“It’s like he is in this cycle where he needs to keep one-upping himself,” Storley said. “He decides people aren’t paying attention to him and he just goes off for no reason, but he has to one-up what he did before. Then, next thing you know …”
Storley is clearly pointing to the fact that McGregor’s misbehavior has escalated from throwing small objects and jumping into cages in his street clothes to allegedly throwing large objects with serious effects. This kind of behavior is anathema to Storley, who self-describes as being “from a small town in South Dakota, a real blue-collar town, where that kind of behavior just wouldn’t fly.”

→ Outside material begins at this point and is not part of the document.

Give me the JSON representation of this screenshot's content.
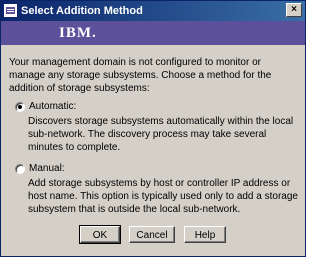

Nonetheless, Storley understands he will eventually be expected to do more talking, and that generating interest in his fights will be more a part of the job as he progresses from prospect to contender. As that time approaches, Storley might take some cues from another South Dakotan turned University of Minnesota wrestler turned cage fighter: Brock Lesnar. He was an early influence on Storley’s career, encouraging him to pursue MMA, recommending him to promoters and working out with him at Team Death Clutch. Whether Lesnar is working for World Wrestling Entertainment or the Ultimate Fighting Championship, he can cut a promo like few others, yet outside of work, he remains an introverted family man who greatly prefers the quiet and the outdoors to the spotlight. That separation of person and persona seems to resonate with Storley.
“[Lesnar] does the publicity stuff, but he never lets it change who he is,” he said. “When I worked out with him and his team back in the day, you just can’t believe how down to earth he is.”
When asked about his upcoming bout with Buckley and whether his ideal outcome would be a one-minute smashing or a protracted display of dominance with a finish, Storley sounds like a man more interested in the process than the result.
“The most successful outcome for me would be a fight where I stick to the game plan my coaches give me. I have what I think are the best coaches in the world,” said Storley, who trains at Hard Knocks 365 under head coach Henri Hooft, alongside notable fighters like former Bellator lightweight champion Michael Chandler and former UFC welterweight king Robbie Lawler, who will be in Storley’s corner at Bellator 197. “We train to put me in situations where I’m in a position to finish the fight. If I listen to my coaches and follow the game plan, the finish will come.”